Predatory Wasps:   Adults provision nest sites with prey that they catch and paralyze by stinging.

         Sphecidae (digger wasps) -- prey on caterpillars and spiders

         Pompiliidae (spider wasps) -- prey on spiders

         Tiphiidae (tiphiid wasps) -- prey on beetle larvae

         Scoliidae (scoliid wasps) -- prey on beetle larvae

         Vespidae (potter wasps) -- prey on caterpillars

Social Wasps:   True social insects.   Paper-like nests are tended by sterile female workers.

         Vespidae -- yellowjackets, hornets, paper wasps

Ants:   True social insects.   Wingless workers (sterile females) forage for provisions (vegetation, seeds, or other insects)

         Formicidae --- Ants

Solitary Bees:   Adults construct individual nests and provision them with plant materials (usually nectar or pollen).

         Halictidae -- sweat bees

         Megachilidae -- leafcutting bees

         Anthophoridae -- carpenter bees

Social Bees:   True social insects.   Communal nests are built in the soil (bumble bees) or in cavities (honey bees).   Workers (sterile females) forage for nectar and pollen.

         Apidae -- bumble bees and honey bees

Fact File:

         In the Hymenoptera, females develop from fertilized eggs and males develop from unfertilized eggs.   Since females control whether or not an egg is fertilized, they can regulate the sex ratio of their offspring.

         The fairyflies (family Mymaridae) are probably the world's smallest insects.   They parasitize the eggs of other insects.

         Some species of cuckoo wasps (family Chrysididae) invade the nests of wasps or bees, kill the larvae they find, and deposit their own eggs on the stored provisions.   This behavior is known as kleptoparasitism.

         Slave-maker ants raid the nests of other species to steal their pupae.   When the stolen ants emerge as adults, they become workers in the slave-maker's colony.

         Aculeate Hymenoptera (certain wasps, bees, and ants) are the only insects that can sting.

         Larvae of bees, ants, and wasps do not form a complete digestive system until near the end of the pupal stage.   Wastes accumulated by larvae are excreted just before the insect emerges as an adult.

         The females of some parasitic hymenoptera produce extremely large numbers of eggs.   One Eucharitidae female was observed to lay 10,000 eggs in one hour.

         Some parasitic wasps swim beneath the water to lay their eggs on aquatic prey.   Caraphractus cinctus (family Mymaridae) is an egg parasite of water beetles (genus Dytiscus).
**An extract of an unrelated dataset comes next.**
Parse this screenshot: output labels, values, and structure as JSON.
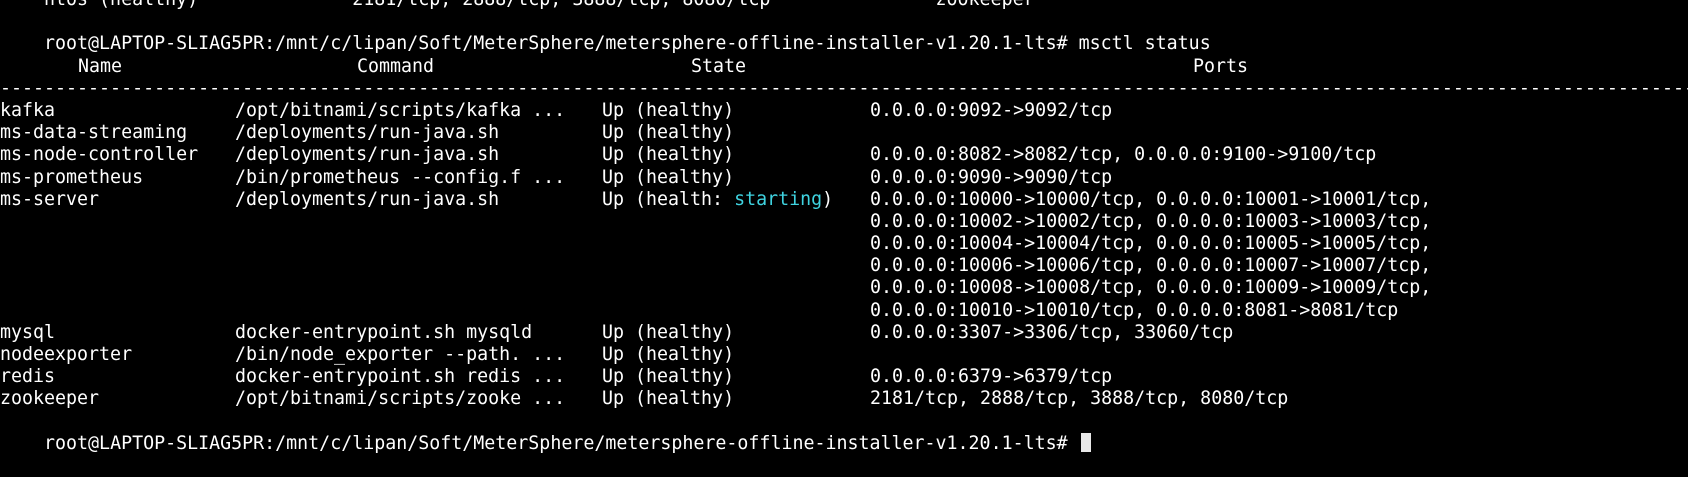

         Fig wasps (family Torymidae, subfamily Agaoninae) are the only insects that can pollinate fig trees.   The wasp larvae, which develop in flower galls, become coated with fig pollen when they emerge as adults.   They unwittingly cross-pollinate each flower they visit when laying eggs.   The Smyrna fig is a commercial variety that does not produce any pollen.   Its survival depends entirely upon Blastophagus psene, a wasp that develops in wild Caprifigs but cross-pollinates the Smyrna fig in a fortuitous case of mistaken identity.